Auditions for my oldest daughter’s ballet show are always a tough day in my house. Luckily, this is my wife’s deal. She’s been dancing, auditioning, judging, for years and years so she knows the highs and lows. She knows to be home no more than a few feet away from my daughter until the cast list goes out. She studied the roles, knows which roles my daughter will be okay with, and which ones require her to use all her Mom skills to help to and be a shoulder to cry on. We may fight, and hate each other sometimes, love each sometimes, be divorced or die in each other arms in 50 years, but her best role, the best thing she ever did was be a Mom to our girls. I’m good in the easy parenting moments. But my wife, she’s good in the hard parenting moments. She’ll always be the reason those kids succeed in life.
Just last Sunday was audition day. My daughters a beautiful dancer. I have no doubt in her ability, I hold no stock in what role she gets. My eyes will be glued to her in whatever role she gets to play. So, to me, nothing about today is that difficult. ButI can see in my wife’s whole body. She is wearing that stress. The youngest and I can feel it. We knew to get out for a few shopping adventures to stay away from my wife.
To my daughter, the role or part she gets is EVERYTHING. Itgives her a sense of where she stands with her teachers, her friends. She’s also 16, on the verge of getting her license and freedom, in this crappy covid time. All that’s to say, she’s a bit emotional. She arrives home from the audition and I know I have lost my wife for the night. Any help with dishes, laundry or whatever other task that needed to be done would be left just to me. They start talking about how everything went. Every little detail of what role she thinks she may get, how she missed a step here or there, how this teacher said this or that. My wife loves this part of being a Mom. She gets to talk dancing, something she has done literally her entire life with her almost driving age daughter. I’m sure when she dreamed of kids this was something she pictured over and over again.
The night slows down a bit, everyone settles into their normal routines, when my oldest says she just got the cast list email.
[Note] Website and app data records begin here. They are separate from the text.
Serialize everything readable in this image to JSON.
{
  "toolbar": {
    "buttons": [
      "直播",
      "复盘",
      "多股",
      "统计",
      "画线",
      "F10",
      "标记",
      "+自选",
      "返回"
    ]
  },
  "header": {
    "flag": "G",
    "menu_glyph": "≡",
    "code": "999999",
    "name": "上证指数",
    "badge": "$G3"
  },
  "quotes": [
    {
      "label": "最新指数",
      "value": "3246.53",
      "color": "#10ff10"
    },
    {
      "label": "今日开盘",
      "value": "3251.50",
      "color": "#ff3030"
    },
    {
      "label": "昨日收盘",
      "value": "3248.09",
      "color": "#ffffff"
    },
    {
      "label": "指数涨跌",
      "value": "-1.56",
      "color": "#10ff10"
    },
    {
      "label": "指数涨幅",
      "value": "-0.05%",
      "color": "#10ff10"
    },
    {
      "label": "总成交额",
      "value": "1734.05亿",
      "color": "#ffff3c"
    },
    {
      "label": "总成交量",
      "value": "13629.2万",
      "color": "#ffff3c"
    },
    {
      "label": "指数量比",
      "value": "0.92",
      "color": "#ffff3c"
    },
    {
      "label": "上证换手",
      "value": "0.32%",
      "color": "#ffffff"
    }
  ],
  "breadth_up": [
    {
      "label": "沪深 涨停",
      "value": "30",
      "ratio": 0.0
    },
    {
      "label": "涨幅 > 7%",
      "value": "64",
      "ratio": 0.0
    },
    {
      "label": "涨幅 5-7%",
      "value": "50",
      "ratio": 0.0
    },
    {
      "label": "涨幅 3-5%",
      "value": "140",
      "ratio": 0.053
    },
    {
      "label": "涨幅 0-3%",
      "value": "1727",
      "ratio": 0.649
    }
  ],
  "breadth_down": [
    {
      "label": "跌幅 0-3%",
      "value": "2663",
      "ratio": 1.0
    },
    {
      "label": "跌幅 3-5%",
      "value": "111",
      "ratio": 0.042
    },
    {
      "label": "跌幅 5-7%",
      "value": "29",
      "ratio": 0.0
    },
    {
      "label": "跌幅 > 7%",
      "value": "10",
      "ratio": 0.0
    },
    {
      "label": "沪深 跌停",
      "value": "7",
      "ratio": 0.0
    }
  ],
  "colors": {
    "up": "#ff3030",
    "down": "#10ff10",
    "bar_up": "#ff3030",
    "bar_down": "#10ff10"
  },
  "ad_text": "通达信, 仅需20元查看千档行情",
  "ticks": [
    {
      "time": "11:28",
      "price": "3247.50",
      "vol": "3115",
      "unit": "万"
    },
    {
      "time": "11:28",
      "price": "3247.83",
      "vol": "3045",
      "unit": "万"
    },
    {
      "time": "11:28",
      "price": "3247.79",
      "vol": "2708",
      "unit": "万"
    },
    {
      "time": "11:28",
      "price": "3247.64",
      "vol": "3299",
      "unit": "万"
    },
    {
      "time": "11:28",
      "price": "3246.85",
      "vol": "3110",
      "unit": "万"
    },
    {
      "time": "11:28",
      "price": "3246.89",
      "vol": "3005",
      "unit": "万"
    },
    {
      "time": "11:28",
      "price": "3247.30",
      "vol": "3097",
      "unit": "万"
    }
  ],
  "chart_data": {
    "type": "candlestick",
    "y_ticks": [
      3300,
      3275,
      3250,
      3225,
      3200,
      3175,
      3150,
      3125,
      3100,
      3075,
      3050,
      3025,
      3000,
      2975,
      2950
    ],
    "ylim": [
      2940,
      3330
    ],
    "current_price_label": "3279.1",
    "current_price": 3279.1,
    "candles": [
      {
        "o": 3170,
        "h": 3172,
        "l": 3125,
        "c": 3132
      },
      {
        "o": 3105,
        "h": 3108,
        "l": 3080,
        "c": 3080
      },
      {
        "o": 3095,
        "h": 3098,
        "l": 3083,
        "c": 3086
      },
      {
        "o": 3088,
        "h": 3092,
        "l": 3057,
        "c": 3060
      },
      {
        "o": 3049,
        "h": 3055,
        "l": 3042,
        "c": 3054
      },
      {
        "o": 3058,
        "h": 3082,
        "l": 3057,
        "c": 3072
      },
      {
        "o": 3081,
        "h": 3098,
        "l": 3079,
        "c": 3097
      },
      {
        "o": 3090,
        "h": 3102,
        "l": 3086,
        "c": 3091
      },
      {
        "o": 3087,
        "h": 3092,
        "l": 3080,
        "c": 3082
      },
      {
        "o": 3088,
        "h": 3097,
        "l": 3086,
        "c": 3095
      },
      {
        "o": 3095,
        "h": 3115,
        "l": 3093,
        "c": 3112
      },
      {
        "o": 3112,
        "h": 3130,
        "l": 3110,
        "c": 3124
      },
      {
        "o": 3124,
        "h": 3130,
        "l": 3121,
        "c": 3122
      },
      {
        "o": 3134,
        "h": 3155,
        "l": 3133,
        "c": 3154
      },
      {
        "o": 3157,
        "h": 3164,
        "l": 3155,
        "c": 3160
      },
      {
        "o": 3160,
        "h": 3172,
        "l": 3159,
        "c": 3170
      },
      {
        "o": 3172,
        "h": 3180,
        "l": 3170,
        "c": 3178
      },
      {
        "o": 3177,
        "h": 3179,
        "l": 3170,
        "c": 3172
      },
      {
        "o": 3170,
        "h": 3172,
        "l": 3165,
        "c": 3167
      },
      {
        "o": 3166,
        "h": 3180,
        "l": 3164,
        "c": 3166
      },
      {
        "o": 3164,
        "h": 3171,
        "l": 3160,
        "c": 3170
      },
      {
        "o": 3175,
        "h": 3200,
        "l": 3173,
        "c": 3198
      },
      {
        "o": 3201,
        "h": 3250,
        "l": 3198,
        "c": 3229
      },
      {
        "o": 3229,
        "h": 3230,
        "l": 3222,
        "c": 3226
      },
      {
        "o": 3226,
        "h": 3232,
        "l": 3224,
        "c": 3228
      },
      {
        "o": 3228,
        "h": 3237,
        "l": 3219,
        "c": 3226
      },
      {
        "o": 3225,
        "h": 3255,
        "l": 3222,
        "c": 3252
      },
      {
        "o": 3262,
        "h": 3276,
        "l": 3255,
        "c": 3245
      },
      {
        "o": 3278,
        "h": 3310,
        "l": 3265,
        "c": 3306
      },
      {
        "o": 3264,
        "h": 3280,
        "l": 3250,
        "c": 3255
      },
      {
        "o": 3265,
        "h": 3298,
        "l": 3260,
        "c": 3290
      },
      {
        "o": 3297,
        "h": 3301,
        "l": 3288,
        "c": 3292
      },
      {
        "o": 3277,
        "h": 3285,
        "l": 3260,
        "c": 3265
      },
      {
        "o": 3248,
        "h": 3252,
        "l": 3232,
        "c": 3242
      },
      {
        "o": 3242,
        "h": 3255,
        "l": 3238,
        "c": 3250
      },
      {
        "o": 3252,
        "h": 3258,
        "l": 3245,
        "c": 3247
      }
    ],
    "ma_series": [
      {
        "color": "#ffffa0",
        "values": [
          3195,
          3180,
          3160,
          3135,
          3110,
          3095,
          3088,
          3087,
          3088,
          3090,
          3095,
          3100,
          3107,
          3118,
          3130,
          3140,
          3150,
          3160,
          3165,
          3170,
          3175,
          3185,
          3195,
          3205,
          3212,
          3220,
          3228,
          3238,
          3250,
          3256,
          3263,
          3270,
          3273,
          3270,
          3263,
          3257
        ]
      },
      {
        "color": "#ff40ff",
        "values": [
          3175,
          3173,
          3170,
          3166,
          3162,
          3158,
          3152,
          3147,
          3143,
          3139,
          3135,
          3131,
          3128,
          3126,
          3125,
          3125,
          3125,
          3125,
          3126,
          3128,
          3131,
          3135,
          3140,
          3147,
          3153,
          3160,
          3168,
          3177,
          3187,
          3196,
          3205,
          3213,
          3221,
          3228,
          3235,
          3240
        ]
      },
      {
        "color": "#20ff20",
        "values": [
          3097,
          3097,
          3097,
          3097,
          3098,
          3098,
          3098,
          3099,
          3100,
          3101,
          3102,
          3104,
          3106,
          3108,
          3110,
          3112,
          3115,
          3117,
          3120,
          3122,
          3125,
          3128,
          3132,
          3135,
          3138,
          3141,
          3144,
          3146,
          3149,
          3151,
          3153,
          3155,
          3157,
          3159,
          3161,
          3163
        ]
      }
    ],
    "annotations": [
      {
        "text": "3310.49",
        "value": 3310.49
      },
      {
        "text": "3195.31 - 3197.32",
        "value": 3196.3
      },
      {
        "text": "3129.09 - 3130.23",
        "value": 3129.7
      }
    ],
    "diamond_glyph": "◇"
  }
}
My wife rushes in to hear. My youngest turns her tv off to eavesdrop and I walk away. I grab a few clean plates and wash them again. I pace in the kitchen, trying to see if I here laughter or crying. I finally make my way into her room to ask her what role she got. She tells me, and I remember that being on my wife’s “she would be happy with this role” list. I go back to the kitchen rewashing a few clean coffee mugs, smiling, because I know my wife’s job will be a lot easier tonight. The weight she carried all day was gone. But, if you know anything, nothing can be that simple. There are other roles and other things to gossip about and discuss between Mom and Daughter. I pace in the kitchen a few times, thinking to myself, it’s pretty late, can I go to bed, or do I have to still be a Dad tonight. I pace and I pace and finally figure that maybe my oldest is hungry, so I grab her a piece of apple pie and I walk into her room and interrupt Mom and Daughter and just ask her if she wants a piece of pie. Mom and Daughter lock eyes and start dying laughing. Both saying at the same time that I was just like my Dad. They said they couldn’t believe that was me. They say me as my Dad in that moment. They were losing it. I was a bit puzzled. I thought maybe she’d be hungry. I thought apple pie helped with everything.
Tonight, I decided to go for a walk. It’s a bit cold out so I started to put a few layers on. Put on the long johns and my best pair of athletic pants, and the winter hat. Then I tucked my long sleeve shirt into my pants. As I did this, I walked into my oldest daughters’ room and she almost passed out. She took a quick picture of me and texted it to my whole family saying, “When did Bupa (my Dad) get here?” My youngest and my wife joined in on the laughs. I put on my big heavy sweatshirt, chuckled a bit with them and then heading out for my walk.
Twice in 2 days I have been compared to my Dad. Just as my wife probably dreamed of these dance conversations with her kids, I dreamed of being a Dad just like him. Hard working, dedicated, loyal, and puts his wife’s needs first, his kids second, his grandkids, his brothers and sisters, a girlfriend of one of his crappy kids, a stranger off the street, and then, finally, lastly himself. He’s always been my barometer. Be just a little like him and you’ll do just fine.
As I walked today, in my ridiculous outfit, I thought of how silly it was I offered my daughter apple pie in such a stressful time. How, that was my response to her needs. Something or I guess someone told me, feed her, it’s the least you can do. While her Mom fixes her heart, you fix her stomach. You know, sometimes when I go to my parents’ house for Sunday dinner, I hardly say more than a few words to my Dad. It’s never been his words I held onto anyway. It’s all his actions. All those moments I never noticed as I was growing up, it’s stuff I didn’t learn until my kids came around. So, getting compared to him will never not make me proud. Sure, he dresses like an idiot on those cold days out for his walk, but I’ll tell you from my own personal experience, he’s warm as hell.
I love my Dad, and I love that I get to say that…